Its appeal - backed by Royal Bank of Scotland, HSBC and Lloyds Banking Group and Banco Santander - became a landmark case on the enforcement of competition law on card payments, challenging fundamental principles behind the commission decision.

The ruling on Thursday dismissed the MasterCard legal action and upheld that interchange charges hampered competition, giving a boost to advocates of tougher action to keep domestic card fees in check.

MasterCard is likely to appeal to the ruling, which it said would ultimately make payments more expensive for consumers.

Javier Perez, president of MasterCard Europe, said: "MasterCard balances the interests of both consumers and retailers, so that each party pays its fair share of the costs for the benefits it receives. Today's ruling, if it stands, would upset that sharing and tip the balance decidedly against consumers."

In its case, MasterCard failed to convince the court that the interchange fees were an "objective necessity" that was essential to making the card system viable.

The judges found that if the fees were not collected, it was "unlikely" that a significant portion of banks would stop using MasterCard or reduce benefits to cardholders.

As these charges are not fundamental to offering the service, the court endorsed the conclusion that merchants would be able to "exert more competitive pressure on the amount of the costs they are charged for the use of payment cards".

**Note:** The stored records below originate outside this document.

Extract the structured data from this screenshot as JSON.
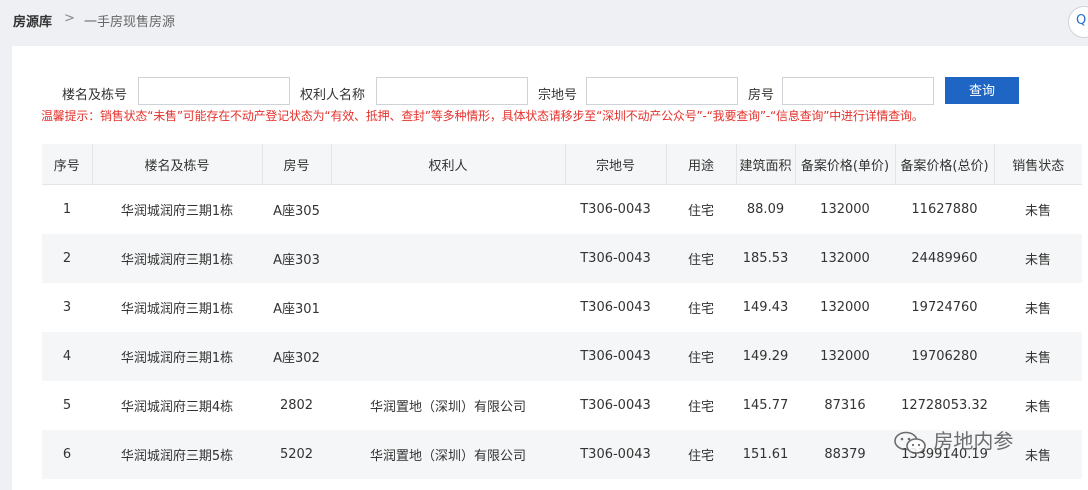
{
  "breadcrumb": {
    "root": "房源库",
    "separator": ">",
    "current": "一手房现售房源"
  },
  "corner_button": {
    "icon": "circle-button",
    "glyph": "Q"
  },
  "search": {
    "building_label": "楼名及栋号",
    "building_value": "",
    "owner_label": "权利人名称",
    "owner_value": "",
    "parcel_label": "宗地号",
    "parcel_value": "",
    "room_label": "房号",
    "room_value": "",
    "query_button": "查询"
  },
  "tip": "温馨提示：销售状态“未售”可能存在不动产登记状态为“有效、抵押、查封”等多种情形，具体状态请移步至“深圳不动产公众号”-“我要查询”-“信息查询”中进行详情查询。",
  "table": {
    "headers": [
      "序号",
      "楼名及栋号",
      "房号",
      "权利人",
      "宗地号",
      "用途",
      "建筑面积",
      "备案价格(单价)",
      "备案价格(总价)",
      "销售状态"
    ],
    "rows": [
      [
        "1",
        "华润城润府三期1栋",
        "A座305",
        "",
        "T306-0043",
        "住宅",
        "88.09",
        "132000",
        "11627880",
        "未售"
      ],
      [
        "2",
        "华润城润府三期1栋",
        "A座303",
        "",
        "T306-0043",
        "住宅",
        "185.53",
        "132000",
        "24489960",
        "未售"
      ],
      [
        "3",
        "华润城润府三期1栋",
        "A座301",
        "",
        "T306-0043",
        "住宅",
        "149.43",
        "132000",
        "19724760",
        "未售"
      ],
      [
        "4",
        "华润城润府三期1栋",
        "A座302",
        "",
        "T306-0043",
        "住宅",
        "149.29",
        "132000",
        "19706280",
        "未售"
      ],
      [
        "5",
        "华润城润府三期4栋",
        "2802",
        "华润置地（深圳）有限公司",
        "T306-0043",
        "住宅",
        "145.77",
        "87316",
        "12728053.32",
        "未售"
      ],
      [
        "6",
        "华润城润府三期5栋",
        "5202",
        "华润置地（深圳）有限公司",
        "T306-0043",
        "住宅",
        "151.61",
        "88379",
        "13399140.19",
        "未售"
      ]
    ]
  },
  "watermark": {
    "text": "房地内参",
    "icon": "wechat-icon"
  },
  "colors": {
    "accent": "#1f66c4",
    "tip": "#e5322d",
    "stripe": "#f5f6f7"
  }
}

The judges also dismissed arguments claiming that the payment system contributed to "technical and economic progress".

Instead the judges ruled that the method of setting the fees "tended to overestimate the costs by the financial institutions" and "inadequately" assessed the benefits merchants derived from that form of payment.

The court threw out MasterCard's claim that changes to the company's legal structure in 2006 - so that it was no longer owned by its bank customers and became a stock market-quoted company - meant financial institutions no longer helped to set the interchange fee.

Christian Verschueren of EuroCommerce, a merchant association involved in the case, said: "We are delighted with this decision, which wholly vindicates retail's 10-year campaign against these anti-competitive fees.

"We now call on the commission to follow this up with radical and decisive regulatory solutions to make payments in Europe truly competitive."

Monique Goyens, head of the European Consumer Organization, said the decision marked a "major victory" and called on regulators to "put a final, legal stop to such unfair and regrettably common profiteering".

Copyright The Financial Times Ltd. All rights reserved.

2012-05-24 05:16:37